## Work request
Print every entry exactly once more, omitting each picture.
● ● ●
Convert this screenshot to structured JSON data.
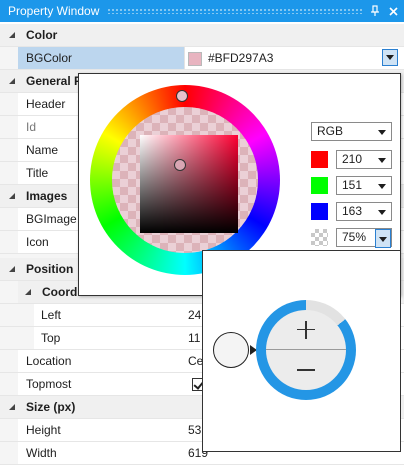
{
  "window": {
    "title": "Property Window",
    "pin_icon": "pin-icon",
    "close_icon": "close-icon",
    "accent": "#1c97ea"
  },
  "grid": {
    "rows": [
      {
        "kind": "category",
        "label": "Color"
      },
      {
        "kind": "property",
        "label": "BGColor",
        "value": "#BFD297A3",
        "selected": true
      },
      {
        "kind": "category",
        "label": "General F"
      },
      {
        "kind": "property",
        "label": "Header",
        "value": ""
      },
      {
        "kind": "property",
        "label": "Id",
        "value": "",
        "dim": true
      },
      {
        "kind": "property",
        "label": "Name",
        "value": ""
      },
      {
        "kind": "property",
        "label": "Title",
        "value": ""
      },
      {
        "kind": "category",
        "label": "Images"
      },
      {
        "kind": "property",
        "label": "BGImage",
        "value": ""
      },
      {
        "kind": "property",
        "label": "Icon",
        "value": ""
      },
      {
        "kind": "category",
        "label": "Position"
      },
      {
        "kind": "subcategory",
        "label": "Coordi"
      },
      {
        "kind": "property",
        "label": "Left",
        "value": "24",
        "deep": true
      },
      {
        "kind": "property",
        "label": "Top",
        "value": "11",
        "deep": true
      },
      {
        "kind": "property",
        "label": "Location",
        "value": "Ce"
      },
      {
        "kind": "property",
        "label": "Topmost",
        "value": "checked"
      },
      {
        "kind": "category",
        "label": "Size (px)"
      },
      {
        "kind": "property",
        "label": "Height",
        "value": "53"
      },
      {
        "kind": "property",
        "label": "Width",
        "value": "619"
      }
    ]
  },
  "color_picker": {
    "hex": "#BFD297A3",
    "model": "RGB",
    "channels": [
      {
        "name": "red",
        "value": "210",
        "color": "#ff0000"
      },
      {
        "name": "green",
        "value": "151",
        "color": "#00ff00"
      },
      {
        "name": "blue",
        "value": "163",
        "color": "#0000ff"
      }
    ],
    "alpha": "75%",
    "swatch_color": "#d297a3"
  },
  "spinner": {
    "increment_icon": "plus-icon",
    "decrement_icon": "minus-icon",
    "value_fraction": 0.86,
    "ring_color": "#2496e5"
  }
}
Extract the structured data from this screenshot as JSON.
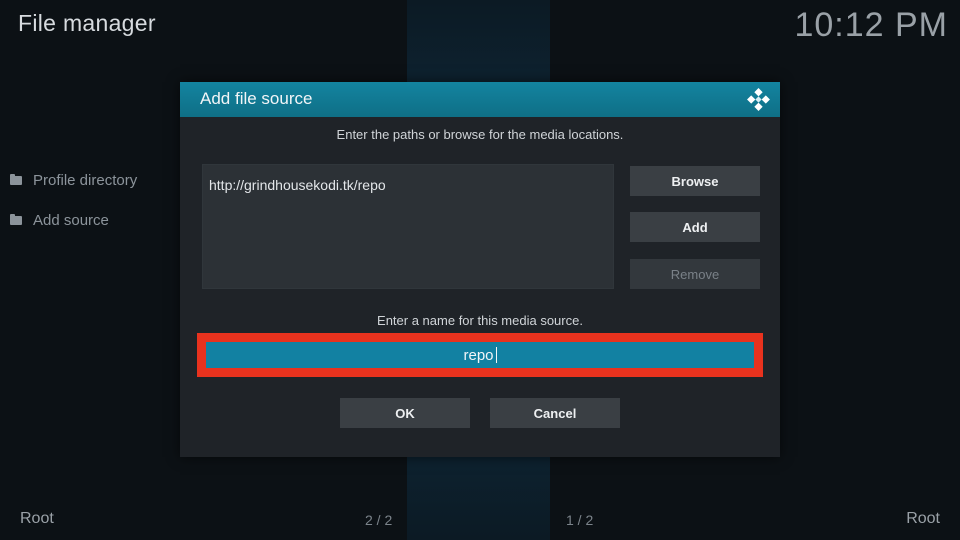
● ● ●
## Answer space
Convert this screenshot to structured JSON data.
{
  "window": {
    "title": "Property Window",
    "pin_icon": "pin-icon",
    "close_icon": "close-icon",
    "accent": "#1c97ea"
  },
  "grid": {
    "rows": [
      {
        "kind": "category",
        "label": "Color"
      },
      {
        "kind": "property",
        "label": "BGColor",
        "value": "#BFD297A3",
        "selected": true
      },
      {
        "kind": "category",
        "label": "General F"
      },
      {
        "kind": "property",
        "label": "Header",
        "value": ""
      },
      {
        "kind": "property",
        "label": "Id",
        "value": "",
        "dim": true
      },
      {
        "kind": "property",
        "label": "Name",
        "value": ""
      },
      {
        "kind": "property",
        "label": "Title",
        "value": ""
      },
      {
        "kind": "category",
        "label": "Images"
      },
      {
        "kind": "property",
        "label": "BGImage",
        "value": ""
      },
      {
        "kind": "property",
        "label": "Icon",
        "value": ""
      },
      {
        "kind": "category",
        "label": "Position"
      },
      {
        "kind": "subcategory",
        "label": "Coordi"
      },
      {
        "kind": "property",
        "label": "Left",
        "value": "24",
        "deep": true
      },
      {
        "kind": "property",
        "label": "Top",
        "value": "11",
        "deep": true
      },
      {
        "kind": "property",
        "label": "Location",
        "value": "Ce"
      },
      {
        "kind": "property",
        "label": "Topmost",
        "value": "checked"
      },
      {
        "kind": "category",
        "label": "Size (px)"
      },
      {
        "kind": "property",
        "label": "Height",
        "value": "53"
      },
      {
        "kind": "property",
        "label": "Width",
        "value": "619"
      }
    ]
  },
  "color_picker": {
    "hex": "#BFD297A3",
    "model": "RGB",
    "channels": [
      {
        "name": "red",
        "value": "210",
        "color": "#ff0000"
      },
      {
        "name": "green",
        "value": "151",
        "color": "#00ff00"
      },
      {
        "name": "blue",
        "value": "163",
        "color": "#0000ff"
      }
    ],
    "alpha": "75%",
    "swatch_color": "#d297a3"
  },
  "spinner": {
    "increment_icon": "plus-icon",
    "decrement_icon": "minus-icon",
    "value_fraction": 0.86,
    "ring_color": "#2496e5"
  }
}
Extract the structured data from this screenshot as JSON.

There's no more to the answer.